The primary muscles stressed in this movement are the muscles in your upper leg (hamstrings, quadriceps and glutes). The secondary muscles stressed are your core abdominal muscles.
With the bar centered on your trapezius, hold the bar a little further than shoulder-width apart. While keeping your back straight, step back from the rack until you are approximately three to four feet away.
Take a longer than normal step forward with your right foot. Take two to three seconds to lower your body down until your right calf is perpendicular to the floor and the knee of your left leg lightly touches the floor approximately four to six inches behind your right heel. Drive backward off the right heel, returning to the starting position. Repeat with the left foot stepping forward.
- Keep your back as straight as possible throughout the entire exercise.
- Be sure to keep your knee over your heel on the forward leg.
- A more advanced version is to take a longer stride forward so your knee touches six to eight inches behind your right heel.
- A more advanced version of this exercise would be to step up on a box eight to ten inches high. This causes a deeper range of motion.
- Instead of using the straight bar, you can hold dumbbells at your side (perform the exercise as stated above).
- Free form lunges can be performed using only your body weight for resistance (perform the exercise as stated above).
- You must keep your back straight throughout the entire movement. Failure to do so can result in serious injury to your back.
- Do not lower your body any faster than two to three seconds. You must be in control at all times. The faster you perform this movement, the less control you will have which in turn will increase your risk of injury.
Robert Bovee Certified Master PPT, RTS, ETS, FTS
As one of the most successful Professional Personal Trainers and Exercise/Fitness Therapists in the United States, Robert continues to remain at the forefront of the industry by providing his clients with a thorough education and the tools to implement that education.

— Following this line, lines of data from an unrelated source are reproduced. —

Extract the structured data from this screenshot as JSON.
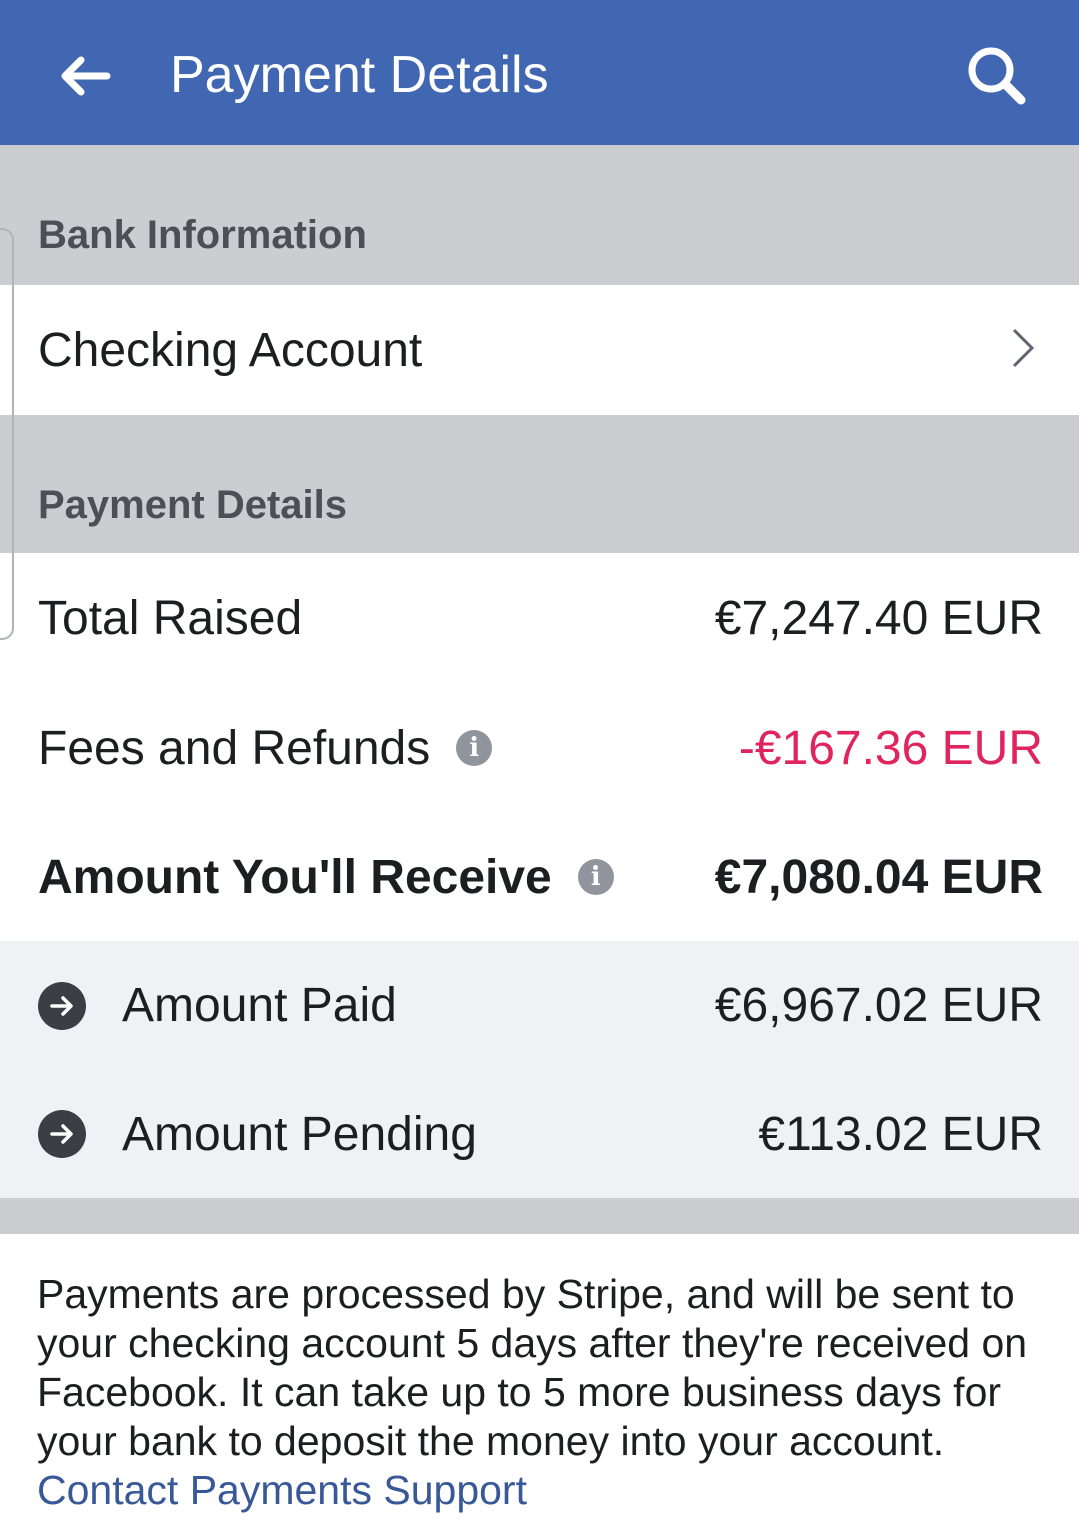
{
  "header": {
    "title": "Payment Details",
    "background_color": "#4267b2",
    "back_icon": "back-arrow-icon",
    "search_icon": "search-icon"
  },
  "bank_section": {
    "heading": "Bank Information",
    "account_label": "Checking Account",
    "chevron_icon": "chevron-right-icon"
  },
  "payment_section": {
    "heading": "Payment Details",
    "rows": [
      {
        "label": "Total Raised",
        "value": "€7,247.40 EUR"
      },
      {
        "label": "Fees and Refunds",
        "value": "-€167.36 EUR",
        "value_color": "#e0245e"
      },
      {
        "label": "Amount You'll Receive",
        "value": "€7,080.04 EUR"
      }
    ],
    "sub_rows": [
      {
        "label": "Amount Paid",
        "value": "€6,967.02 EUR"
      },
      {
        "label": "Amount Pending",
        "value": "€113.02 EUR"
      }
    ]
  },
  "footer": {
    "text": "Payments are processed by Stripe, and will be sent to your checking account 5 days after they're received on Facebook. It can take up to 5 more business days for your bank to deposit the money into your account.",
    "link": "Contact Payments Support",
    "link_color": "#385898"
  }
}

By improving his client’s physical health, strength, endurance, cardiovascular fitness and nutritional habits, he is able to motivate them to lead longer, happier and more productive lives. Find out more about Robert and his personal training career and services, here.